To Finlay, the insect theory would also explain why yellow fever epidemics were so sporadic, striking different cities during different years, in spite of quarantines. Finlay was particularly interested in a common striped mosquito, known later as Aedes aegypti, which proliferated in areas where yellow fever was present. That particular mosquito had a few peculiar habits that would make it an ideal vector of disease. As soon as it had digested a blood meal, Aedes aegypti went in search of another, which would enable it to carry and spread disease easily. The mosquito is also benumbed when the temperature drops below sixty degrees, which correlated with Finlay’s atmospheric studies on areas where epidemics are common and at what times of year they begin and end in places like New Orleans and Memphis. For the first time, it seemed there was a connection between the pest and the pestilence.

It was with a bitter sense of irony that Memphians would one day learn the yellow fever epidemics that nearly destroyed their city, a city named for Memphis, Egypt, would be spread by Aedes aeygpti: the Egyptian mosquito.

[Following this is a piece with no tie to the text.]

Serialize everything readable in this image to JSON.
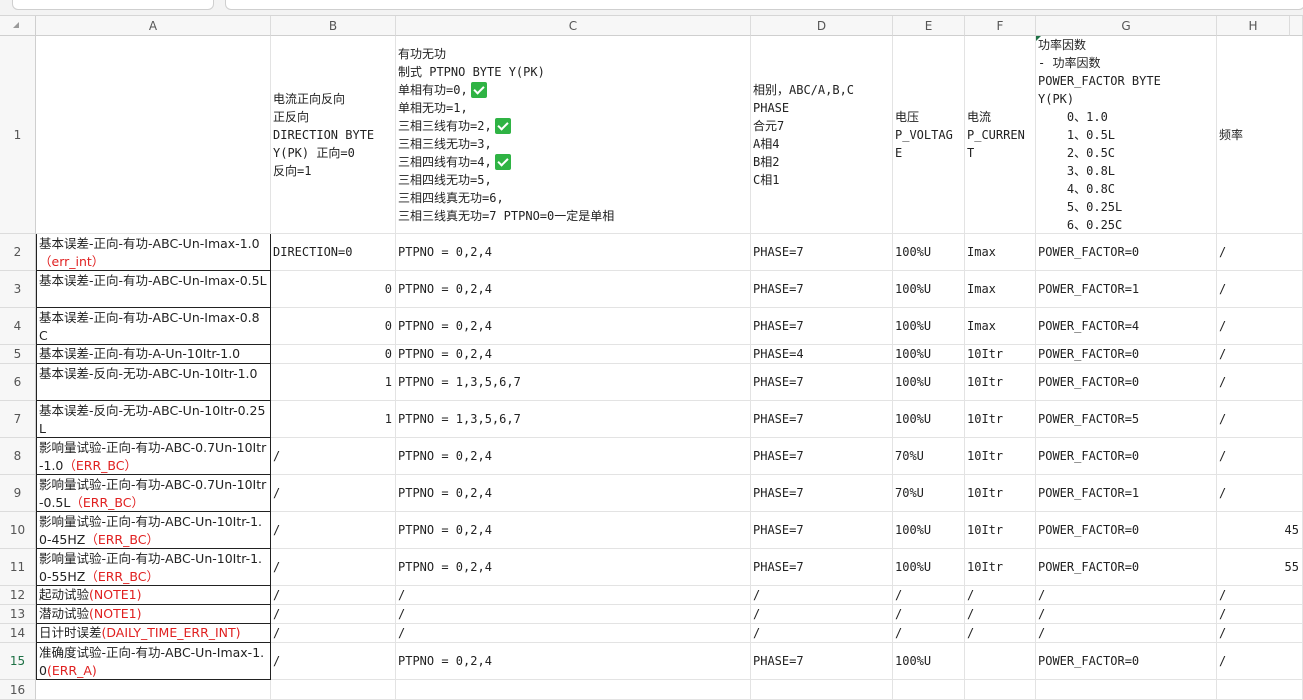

In 1881, Finlay began studies on Aedes aegypti and blood inoculations. His experiments were partially successful, producing a few mild cases. He presented his theory on August 14, 1881, to the Royal Academy under the title The Mosquito Hypothetically Considered as the Agent of Transmission of Yellow Fever. To Finlay, the theory made perfect sense, in spite of some inconclusive experiments. But to a medical age wholly dedicated to the germ theory and the idea of contagion, his ideas seemed bizarre. His experiments had also been riddled with problems, leaving more questions than answers. Finlay stood at the lectern and stuttered his way through his presentation, trying to explain his strange theory through fits and starts in his voice. When he finished reading his paper, he looked up and awaited questions from the audience. Instead, he was met with complete silence. The combination of his speech impediment and outlandish theories about mosquitoes left him ridiculed and rejected by the medical community. He was dubbed “Mosquito Man” by the U.S. press and became known as a “crank” and a “crazy old man” in Havana.

Finlay continued to conduct experiments, including several on Jesuit priests at their monastery outside of Havana. The farm, located high on a plateau in a suburb of Havana, had been leased to the priests for summer residence. In spite of rampant yellow fever epidemics throughout Havana and elsewhere in Cuba, the property, known as Finca San Jose, had never had an epidemic. In coming years, those 150 acres would be a critical setting in the conquest of yellow fever. And for the next two decades, Finlay retreated into his own quiet obsession with mosquitoes.